Because we all have different trash and different priorities, the best way to define this goal is to pick one area of trash to address. Below are some suggestions to help accomplish a personal goal.

Reduce: Shop less, spend more time outside than in stores. Only buy what is needed. When buying, buy recycled material, buy bio-degradable material, buy re-useable instead of disposable and buy items without hazardous ingredients (cleaning supplies, pesticides, etc.). Don’t buy new things when old things still work.

Reuse: Composting- yard trimmings and food make up 27 percent of the U.S. municipal solid waste stream. That’s a lot of waste to send to landfills when it could become useful and environmentally beneficial compost instead. Visit yard sales and/or have yard sales. Donate unwanted items to area thrift shops, Shenandoah Women’s Shelter. ReStore is a Habitat for Humanity based shop in Martinsburg where one can buy and/or donate gently used construction items. Up-cycling is using something for which it was not intended. For example, make a re-usable bag by sewing the bottom of an old t-shirt together.

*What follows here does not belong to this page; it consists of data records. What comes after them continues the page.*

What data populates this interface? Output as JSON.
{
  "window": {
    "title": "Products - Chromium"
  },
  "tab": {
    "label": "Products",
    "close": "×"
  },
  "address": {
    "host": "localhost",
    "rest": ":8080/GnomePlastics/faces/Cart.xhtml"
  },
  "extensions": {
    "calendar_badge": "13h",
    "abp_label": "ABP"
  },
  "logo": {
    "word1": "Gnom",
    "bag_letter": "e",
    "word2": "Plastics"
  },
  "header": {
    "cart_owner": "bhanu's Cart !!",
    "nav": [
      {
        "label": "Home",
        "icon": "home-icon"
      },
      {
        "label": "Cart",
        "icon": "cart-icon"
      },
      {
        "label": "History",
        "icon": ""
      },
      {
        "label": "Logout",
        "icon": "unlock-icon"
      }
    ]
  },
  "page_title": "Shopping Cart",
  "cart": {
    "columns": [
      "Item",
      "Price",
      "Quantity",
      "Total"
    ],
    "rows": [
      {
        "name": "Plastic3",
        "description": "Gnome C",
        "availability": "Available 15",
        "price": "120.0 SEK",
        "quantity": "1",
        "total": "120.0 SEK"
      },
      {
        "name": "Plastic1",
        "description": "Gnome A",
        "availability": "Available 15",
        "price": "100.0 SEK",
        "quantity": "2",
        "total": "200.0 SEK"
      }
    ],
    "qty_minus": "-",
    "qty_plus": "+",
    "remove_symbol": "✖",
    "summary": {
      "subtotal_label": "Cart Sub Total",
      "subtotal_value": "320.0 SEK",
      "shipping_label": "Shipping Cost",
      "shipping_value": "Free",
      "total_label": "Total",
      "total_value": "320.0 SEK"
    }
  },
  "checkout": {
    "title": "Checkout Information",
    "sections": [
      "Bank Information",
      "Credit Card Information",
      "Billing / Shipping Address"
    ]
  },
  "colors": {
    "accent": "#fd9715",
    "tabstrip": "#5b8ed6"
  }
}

Recycle: Check www.earth911.com for listings of local places to recycle a variety of things. Take paper/cardboard to the Halltown Paper plant. Goodwill takes regular household donations and also computers.Some recycling will pay cash! Cash in metal to ConServit in Hagerstown, Md. Or start a brigade at www.terracycle.net with things like plastic storage bags, drink pouches, corks, yogurt containers and more.

Some places charge a fee for recycling- but pledge to zero landfill when dropping off electronics: freedomrecycling.com in Williamsport, Md. and e-End in Frederick, Md. (eendusa.com).

The big box stores recycle. Best Buy takes various electronics including computers, cell phones, cables, etc… Staples takes business supplies including ink and toner cartridges (one earn money back for these) and batteries- rechargeable and most others under 12 pounds. Home Depot recycles batteries and light bulbs

*The Jefferson County Transfer Station (landfill) will take most recyclable items and send them to a sorting facility in Baltimore, Md. Jefferson County Solid Waste Authority is located at 332 Jefferson Orchard Road ,Kearneysville.

There is a great festival happening a few towns over: The Boonsboro Greenfest is recycling the following items on Saturday, May 11 at Shafer Park: ARC of Washington County – Cardboard, newspapers and aluminum; Boonsboro High School Band Boosters – Musical instruments; Boonsboro High School Environmental Club – Ink cartridges, cell phones, hand-held electronics; Bikes of the World – Bikes and sewing machines; Booksavers – Books, magazines, textbooks and encyclopedias; Boonsboro Lions Club – Eyeglasses and cases; Cats Paw Organic Farm – Plastic flower pots and nursery trays; Conservit – Scrap metal recycling; Cork ReHarvest – Wine corks; Cotton from Blue to Green – Used denim, including jeans and jackets; Crazy Crayon Recycle Program – Unwanted, rejected, broken crayons made in the USA; Earthworks – Gift cards, store cards, credit cards (may be cut up or shredded); Horizon Goodwill – Wheelchairs and metal walkers, crutches and canes; Keefauver Dry Cleaners – Wire clothes hangers; Nike – Sneakers (all brands, any condition); Purr Haven – Care and lawnmower batteries; Recycled Crochet – Colored, plastic newspaper delivery bags; Ring Leader Recycling Program – Plastic, six-pack rings; Turn the Page Bookstore & All-Shred – Paper shredding from 10 a.m.- 2 p.m. (limit four boxes); Valley Co-Op – Canning jars and lids, and egg cartons; Washington County Recycling – Three stations:Television sets (no consoles), rechargeable batteries, block Styrofoam, strings of holiday tree lights, and coated electrical wire and household recyclables: cardboard, paper, glass, metal and #1-7 plastics; Washington County Sheriff’s Department – Unwanted prescription drugs, including lotions and drops, and over-the-counter medications. From 10 a.m. to 2 p.m. only.

One man’s trash is another man’s treasure. If there is something you need and could use the community’s help in collecting it, please let us know.